Why People Refuse to Submit to a Breathalyzer Test
For a variety of reasons, persons arrested for DUI will refuse to submit to a breathalyzer test.
First, person arrested for DUI may refuse to submit to a breathalyzer because they realize they may be over the Florida legal breath alcohol limit of .08.
However, there are other reasons a person might refuse to take a breathalyzer. Some people don’t trust the technology and accuracy of the breathalyzer. Other people are so frustrated with the entire experience of having their vehicle stopped, doing the field sobriety exercises, and then being detained, that they don’t want to cooperate any further with the law enforcement officer. Other people who for a variety of reasons are not concerned with the difference between a six-month suspension and one year suspension of their driver’s license, don’t see the point in providing a breath sample – what mattered to them most was avoiding getting arrested – and if they are at the jail being asked to provide a breath sample, that arrest has already happened.
Driving while Normal Faculties are Impaired
The second way that a prosecutor can prove DUI is to show beyond a reasonable doubt that a defendant drove or was in actual physical control of a motor vehicle in Florida, and that while driving the defendant was under the influence of alcoholic beverages, a chemical substance, or a controlled substance, to the extent that his or her normal faculties were impaired.
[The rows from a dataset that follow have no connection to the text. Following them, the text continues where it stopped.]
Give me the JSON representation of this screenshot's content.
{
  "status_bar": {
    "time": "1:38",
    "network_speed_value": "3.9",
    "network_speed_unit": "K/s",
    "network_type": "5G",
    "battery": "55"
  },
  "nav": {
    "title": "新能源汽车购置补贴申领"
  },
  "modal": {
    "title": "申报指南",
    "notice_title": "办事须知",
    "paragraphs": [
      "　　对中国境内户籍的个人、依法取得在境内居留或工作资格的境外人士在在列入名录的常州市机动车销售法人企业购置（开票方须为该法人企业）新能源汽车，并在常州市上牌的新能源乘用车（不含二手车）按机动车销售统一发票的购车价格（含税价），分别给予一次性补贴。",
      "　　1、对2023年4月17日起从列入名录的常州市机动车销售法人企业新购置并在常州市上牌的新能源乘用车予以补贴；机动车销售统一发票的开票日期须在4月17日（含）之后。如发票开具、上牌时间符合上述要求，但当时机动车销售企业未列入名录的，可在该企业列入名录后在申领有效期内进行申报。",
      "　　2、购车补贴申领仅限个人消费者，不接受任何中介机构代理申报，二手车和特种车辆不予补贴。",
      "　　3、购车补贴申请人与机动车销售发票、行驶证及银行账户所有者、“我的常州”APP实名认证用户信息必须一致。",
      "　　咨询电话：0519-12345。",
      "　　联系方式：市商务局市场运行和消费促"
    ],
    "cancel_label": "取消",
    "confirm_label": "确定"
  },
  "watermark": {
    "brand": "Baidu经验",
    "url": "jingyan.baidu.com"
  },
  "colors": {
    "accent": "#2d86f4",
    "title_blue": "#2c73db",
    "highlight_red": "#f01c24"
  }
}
Under Florida law, a person’s normal faculties include the ability to see, hear, walk, talk, judge distances, drive an automobile, make judgments, act in emergencies and, in general, to normally perform the many mental and physical acts of our daily lives. Florida law defines impaired as “diminished in some material respect.”
As a practical matter, this makes the facts that surround a DUI arrest, including the reason for the initial traffic stop of the driver, extremely important. That’s because if the driver refused the breathalyzer test, the prosecutor must look to other evidence to prove that the driver was impaired.
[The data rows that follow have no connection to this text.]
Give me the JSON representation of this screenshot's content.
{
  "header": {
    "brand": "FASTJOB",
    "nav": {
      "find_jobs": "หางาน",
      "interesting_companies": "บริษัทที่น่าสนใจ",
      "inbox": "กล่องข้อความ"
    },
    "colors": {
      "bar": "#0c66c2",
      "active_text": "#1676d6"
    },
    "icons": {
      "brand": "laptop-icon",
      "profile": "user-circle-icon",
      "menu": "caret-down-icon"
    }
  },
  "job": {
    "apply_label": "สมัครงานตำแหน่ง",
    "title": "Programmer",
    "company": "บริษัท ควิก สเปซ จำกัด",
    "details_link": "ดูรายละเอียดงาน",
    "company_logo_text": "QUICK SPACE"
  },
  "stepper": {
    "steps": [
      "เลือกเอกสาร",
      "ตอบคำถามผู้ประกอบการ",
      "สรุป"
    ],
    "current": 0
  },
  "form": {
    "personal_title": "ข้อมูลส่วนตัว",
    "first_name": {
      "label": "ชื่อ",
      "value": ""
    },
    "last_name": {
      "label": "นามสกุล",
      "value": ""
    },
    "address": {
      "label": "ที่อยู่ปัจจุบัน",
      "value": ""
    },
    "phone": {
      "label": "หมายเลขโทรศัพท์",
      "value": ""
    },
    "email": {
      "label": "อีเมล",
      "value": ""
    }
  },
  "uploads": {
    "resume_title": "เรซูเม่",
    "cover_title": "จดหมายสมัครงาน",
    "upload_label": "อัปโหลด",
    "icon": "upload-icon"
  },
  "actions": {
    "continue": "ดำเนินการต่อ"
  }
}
For example, let’s say that a Tampa Police Officer writes in his police report that he pulled a car over because it was changing speeds and swerving all over the highway, and that it almost crashed into several other vehicles. Let’s further assume that when the officer pulled the driver over and made contact with him, that the officer observed that the driver had red glassy eyes, slurred speech, and a strong smell of alcohol coming from his or her breath. In a case like this, the prosecutor’s position will be that the driver’s poor driving pattern, along with the officer’s observations of the driver after the stop, indicate that the driver was impaired. The prosecutor will also argue that the reason the driver refused to take the breath test was because the driver knew he or she was over the legal limit.
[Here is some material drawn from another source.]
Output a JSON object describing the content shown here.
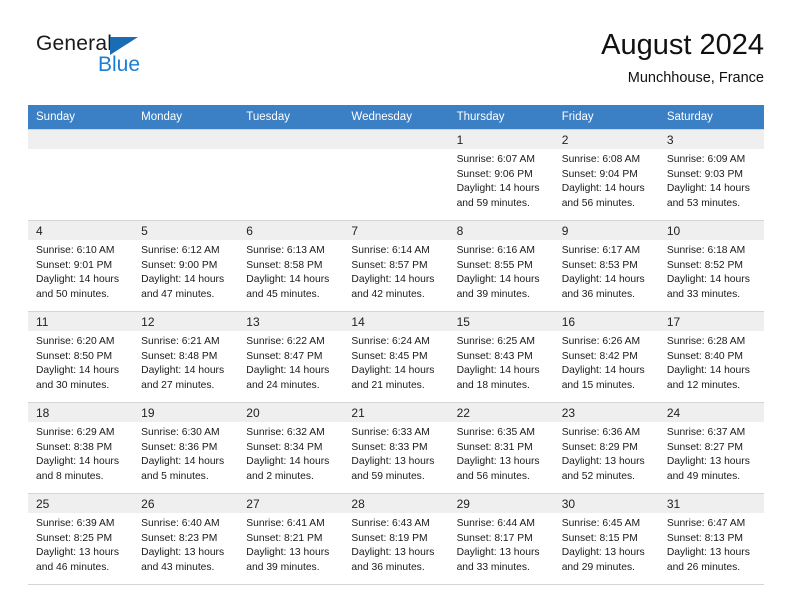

Compare that with a situation in which a police officer pulls a car over because the light around its license plate is not working. In a case like this, the prosecutor can’t argue that the person’s driving pattern indicates that he or she was impaired. Even if the officer documents in his or her report that the driver showed some signed of having drank alcohol (red glassy yes, an odor of alcohol coming from the driver’s breath), if the driver performs well on the field sobriety exercises, or if a driver does not perform those excises, then a case like this could be difficult for the prosecutor to prove.
Hiring the Best Tampa DUI Lawyer
If you or a loved one has been arrested and charged with a DUI in Tampa, Florida, you need the best Tampa DUI attorney. Attorney David Hardy is a former Tampa DUI prosecutor who now works as a DUI defense attorney. Attorney Hardy has handled many hundreds of DUI cases as a prosecutor and as a defense attorney. He has extensive experience with DUI breathalyzer refusal cases, as well as DUI cases involving breathalyzer tests. If you need help with a Tampa DUI, contact the Hardy Law Firm, P.A.
Posted in Florida DUI Defense